China Rapid Finance says 500 million consumers are potentially suitable borrowers and it hopes to reach them with a mobile-based platform that automatically scores their creditworthiness based on data from financial institutions, social networks, and anti-fraud information collected from Chinese cities.
In addition to loans made over its platform, the company says it has helped Chinese banks issue over 100 million credit cards.
“In China, most creditworthy borrowers have traditionally lacked access to consumer credit because they have no history on file with the Central Credit Bureau operated by the People’s Bank of China,” said founder and chief executive officer Zane Wang in an email.
“By teaming up with leading data providers like Tencent, the nation’s largest online social network platform, China Rapid Finance applies its unique algorithm to pre-screen the creditworthiness of borrowers based on Big Data analysis. Multiple categories of data—online payment data, social network data, e-commerce purchase data, and other information such as application scores, response scores, anti-fraud scores—are all used to generate a profile for each individual.”
Loan sizes start at $80. As repeat borrowers build their credit histories, they can apply for larger loans, with typical consumer lending amounts ranging from $5,000 to $10,000.
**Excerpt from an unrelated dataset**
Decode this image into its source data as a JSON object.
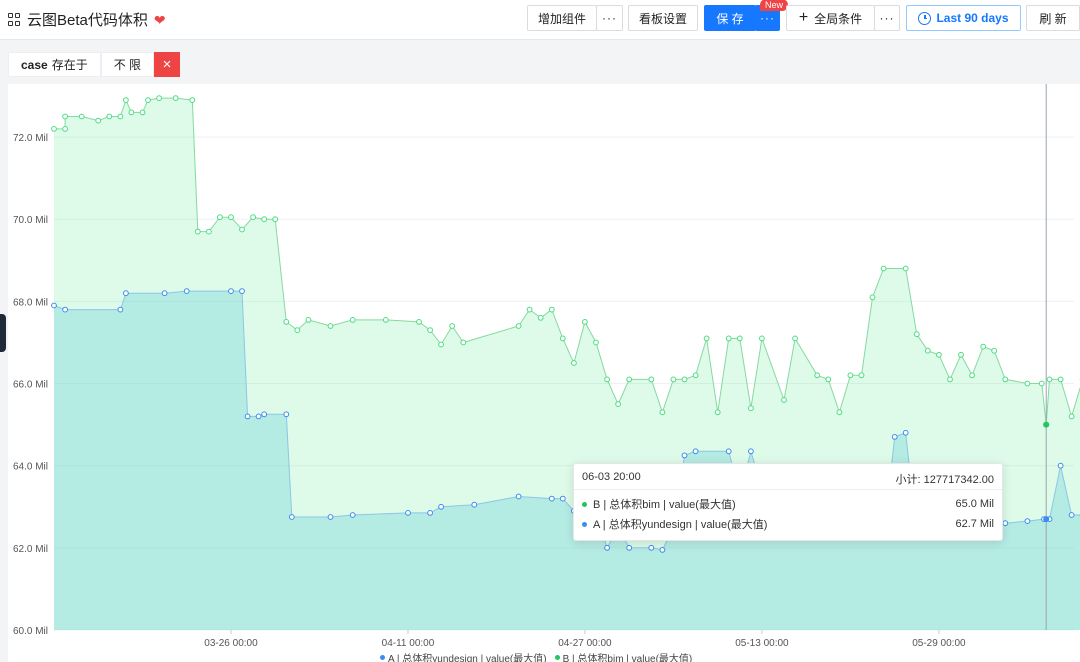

China Rapid Finance’s competitors include Alibaba’s Ant Financial, which runs a credit-scoring system that analyzes user activity and feedback on the e-commerce giant’s marketplaces and a joint venture between JD.com and Los Angeles-based ZestFinance to provide micro loans to people without a credit history.
Wang said that China Rapid Finance’s edge over other online lending companies is its proprietary “Automated Credit Decisioning” and “Risk Based Pricing” technology, which allows it to quickly make decisions about how much to loan based on an individual’s credit risk.
The company “helps massive amounts of online borrowers not only access credit for the first time in their lives, but also help them move up the credit stairs. This is absolutely key for scalable and profitable growth in consumer finance,” said Wang.
By relying on information from their platforms, e-commerce companies are limited not only by the data they have access to, but also to the people who use their sites regularly, he added, which means their borrower base remains relatively small.
“There is a massive need for cash from prime and near-prime borrowers which banks and other online purchase service providers cannot serve effectively,” said Wang. “At China Rapid Finance, we view most of China’s leading online companies and shopping sites as potential strategic partners, not direct competitors.”